> **What you are asked to do**
For this exercise, copy the data exactly and omit any images.

> **Dataset entries**

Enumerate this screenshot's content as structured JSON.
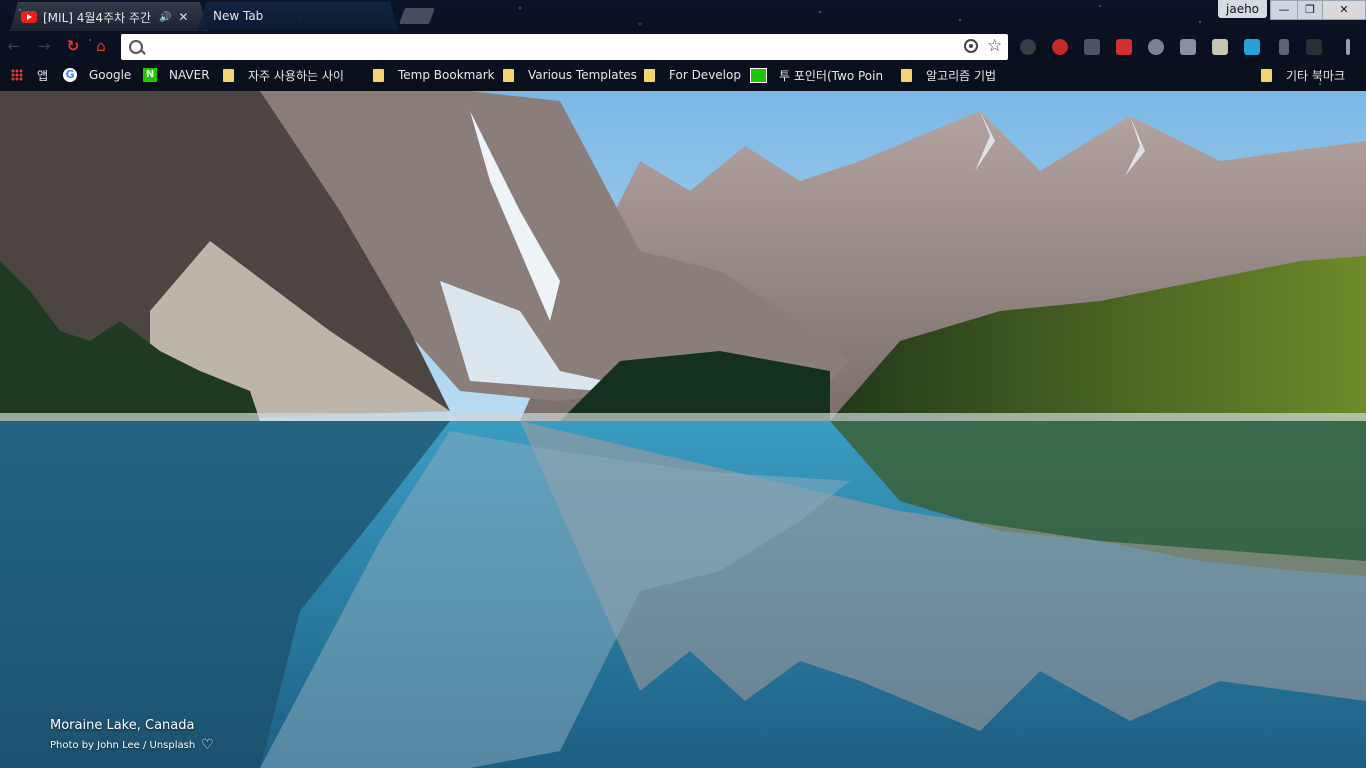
{
  "tabs": [
    {
      "title": "[MIL] 4월4주차 주간",
      "icon": "youtube-icon",
      "audio": "🔊",
      "close": "✕"
    },
    {
      "title": "New Tab"
    }
  ],
  "profile": {
    "name": "jaeho"
  },
  "window_controls": {
    "minimize": "—",
    "maximize": "❐",
    "close": "✕"
  },
  "toolbar": {
    "back": "←",
    "forward": "→",
    "reload": "↻",
    "home": "⌂",
    "omnibox_value": "",
    "star": "☆"
  },
  "bookmarks": [
    {
      "label": "앱",
      "icon": "apps-icon"
    },
    {
      "label": "Google",
      "icon": "google-icon"
    },
    {
      "label": "NAVER",
      "icon": "naver-icon"
    },
    {
      "label": "자주 사용하는 사이",
      "icon": "folder-icon"
    },
    {
      "label": "Temp Bookmark",
      "icon": "folder-icon"
    },
    {
      "label": "Various Templates",
      "icon": "folder-icon"
    },
    {
      "label": "For Develop",
      "icon": "folder-icon"
    },
    {
      "label": "투 포인터(Two Poin",
      "icon": "green-icon"
    },
    {
      "label": "알고리즘 기법",
      "icon": "folder-icon"
    },
    {
      "label": "기타 북마크",
      "icon": "folder-icon"
    }
  ],
  "photo": {
    "location": "Moraine Lake, Canada",
    "credit": "Photo by John Lee / Unsplash",
    "heart": "♡"
  },
  "colors": {
    "sky": "#8fc4ea",
    "water": "#2b7ea3",
    "forest": "#2f4a1e",
    "rock": "#9a8f8a"
  }
}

> **Response to the task**
Enumerate this screenshot's content as structured JSON.
{
  "tabs": [
    {
      "title": "[MIL] 4월4주차 주간",
      "icon": "youtube-icon",
      "audio": "🔊",
      "close": "✕"
    },
    {
      "title": "New Tab"
    }
  ],
  "profile": {
    "name": "jaeho"
  },
  "window_controls": {
    "minimize": "—",
    "maximize": "❐",
    "close": "✕"
  },
  "toolbar": {
    "back": "←",
    "forward": "→",
    "reload": "↻",
    "home": "⌂",
    "omnibox_value": "",
    "star": "☆"
  },
  "bookmarks": [
    {
      "label": "앱",
      "icon": "apps-icon"
    },
    {
      "label": "Google",
      "icon": "google-icon"
    },
    {
      "label": "NAVER",
      "icon": "naver-icon"
    },
    {
      "label": "자주 사용하는 사이",
      "icon": "folder-icon"
    },
    {
      "label": "Temp Bookmark",
      "icon": "folder-icon"
    },
    {
      "label": "Various Templates",
      "icon": "folder-icon"
    },
    {
      "label": "For Develop",
      "icon": "folder-icon"
    },
    {
      "label": "투 포인터(Two Poin",
      "icon": "green-icon"
    },
    {
      "label": "알고리즘 기법",
      "icon": "folder-icon"
    },
    {
      "label": "기타 북마크",
      "icon": "folder-icon"
    }
  ],
  "photo": {
    "location": "Moraine Lake, Canada",
    "credit": "Photo by John Lee / Unsplash",
    "heart": "♡"
  },
  "colors": {
    "sky": "#8fc4ea",
    "water": "#2b7ea3",
    "forest": "#2f4a1e",
    "rock": "#9a8f8a"
  }
}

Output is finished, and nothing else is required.